Start of EXERCISE INPUTS

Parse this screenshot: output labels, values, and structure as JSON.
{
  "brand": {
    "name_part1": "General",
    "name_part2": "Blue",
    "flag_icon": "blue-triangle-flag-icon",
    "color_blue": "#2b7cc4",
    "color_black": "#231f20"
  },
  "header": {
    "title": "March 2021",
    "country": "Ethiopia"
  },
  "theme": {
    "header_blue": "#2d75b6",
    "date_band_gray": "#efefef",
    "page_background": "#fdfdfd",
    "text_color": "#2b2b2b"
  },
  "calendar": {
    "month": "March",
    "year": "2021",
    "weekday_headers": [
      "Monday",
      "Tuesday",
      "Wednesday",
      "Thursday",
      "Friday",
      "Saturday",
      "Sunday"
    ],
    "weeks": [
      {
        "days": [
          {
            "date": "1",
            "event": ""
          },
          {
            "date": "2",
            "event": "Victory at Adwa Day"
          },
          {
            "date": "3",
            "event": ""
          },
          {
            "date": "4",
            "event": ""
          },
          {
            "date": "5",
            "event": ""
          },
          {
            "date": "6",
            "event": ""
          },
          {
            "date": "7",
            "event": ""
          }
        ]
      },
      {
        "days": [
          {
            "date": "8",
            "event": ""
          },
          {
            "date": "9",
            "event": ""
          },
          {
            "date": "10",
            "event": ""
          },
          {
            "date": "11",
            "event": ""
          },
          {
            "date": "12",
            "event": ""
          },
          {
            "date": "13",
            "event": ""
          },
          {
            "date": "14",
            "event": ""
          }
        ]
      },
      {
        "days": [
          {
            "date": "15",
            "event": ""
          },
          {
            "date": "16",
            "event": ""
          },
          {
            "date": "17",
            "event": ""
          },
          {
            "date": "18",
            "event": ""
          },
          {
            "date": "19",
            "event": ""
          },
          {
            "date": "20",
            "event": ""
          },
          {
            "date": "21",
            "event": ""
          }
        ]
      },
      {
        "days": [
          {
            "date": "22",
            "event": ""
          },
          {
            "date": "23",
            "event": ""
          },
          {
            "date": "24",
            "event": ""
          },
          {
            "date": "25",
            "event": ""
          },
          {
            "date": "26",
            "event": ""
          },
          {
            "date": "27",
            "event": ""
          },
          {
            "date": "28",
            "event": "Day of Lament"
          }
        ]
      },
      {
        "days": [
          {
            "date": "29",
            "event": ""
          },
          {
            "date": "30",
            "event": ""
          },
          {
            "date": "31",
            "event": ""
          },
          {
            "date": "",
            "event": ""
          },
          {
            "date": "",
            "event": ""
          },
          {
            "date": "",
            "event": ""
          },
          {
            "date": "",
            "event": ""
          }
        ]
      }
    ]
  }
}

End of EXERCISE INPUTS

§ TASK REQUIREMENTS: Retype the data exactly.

§ OUTPUT OF THE EXERCISE:
Parse this screenshot: output labels, values, and structure as JSON.
{
  "brand": {
    "name_part1": "General",
    "name_part2": "Blue",
    "flag_icon": "blue-triangle-flag-icon",
    "color_blue": "#2b7cc4",
    "color_black": "#231f20"
  },
  "header": {
    "title": "March 2021",
    "country": "Ethiopia"
  },
  "theme": {
    "header_blue": "#2d75b6",
    "date_band_gray": "#efefef",
    "page_background": "#fdfdfd",
    "text_color": "#2b2b2b"
  },
  "calendar": {
    "month": "March",
    "year": "2021",
    "weekday_headers": [
      "Monday",
      "Tuesday",
      "Wednesday",
      "Thursday",
      "Friday",
      "Saturday",
      "Sunday"
    ],
    "weeks": [
      {
        "days": [
          {
            "date": "1",
            "event": ""
          },
          {
            "date": "2",
            "event": "Victory at Adwa Day"
          },
          {
            "date": "3",
            "event": ""
          },
          {
            "date": "4",
            "event": ""
          },
          {
            "date": "5",
            "event": ""
          },
          {
            "date": "6",
            "event": ""
          },
          {
            "date": "7",
            "event": ""
          }
        ]
      },
      {
        "days": [
          {
            "date": "8",
            "event": ""
          },
          {
            "date": "9",
            "event": ""
          },
          {
            "date": "10",
            "event": ""
          },
          {
            "date": "11",
            "event": ""
          },
          {
            "date": "12",
            "event": ""
          },
          {
            "date": "13",
            "event": ""
          },
          {
            "date": "14",
            "event": ""
          }
        ]
      },
      {
        "days": [
          {
            "date": "15",
            "event": ""
          },
          {
            "date": "16",
            "event": ""
          },
          {
            "date": "17",
            "event": ""
          },
          {
            "date": "18",
            "event": ""
          },
          {
            "date": "19",
            "event": ""
          },
          {
            "date": "20",
            "event": ""
          },
          {
            "date": "21",
            "event": ""
          }
        ]
      },
      {
        "days": [
          {
            "date": "22",
            "event": ""
          },
          {
            "date": "23",
            "event": ""
          },
          {
            "date": "24",
            "event": ""
          },
          {
            "date": "25",
            "event": ""
          },
          {
            "date": "26",
            "event": ""
          },
          {
            "date": "27",
            "event": ""
          },
          {
            "date": "28",
            "event": "Day of Lament"
          }
        ]
      },
      {
        "days": [
          {
            "date": "29",
            "event": ""
          },
          {
            "date": "30",
            "event": ""
          },
          {
            "date": "31",
            "event": ""
          },
          {
            "date": "",
            "event": ""
          },
          {
            "date": "",
            "event": ""
          },
          {
            "date": "",
            "event": ""
          },
          {
            "date": "",
            "event": ""
          }
        ]
      }
    ]
  }
}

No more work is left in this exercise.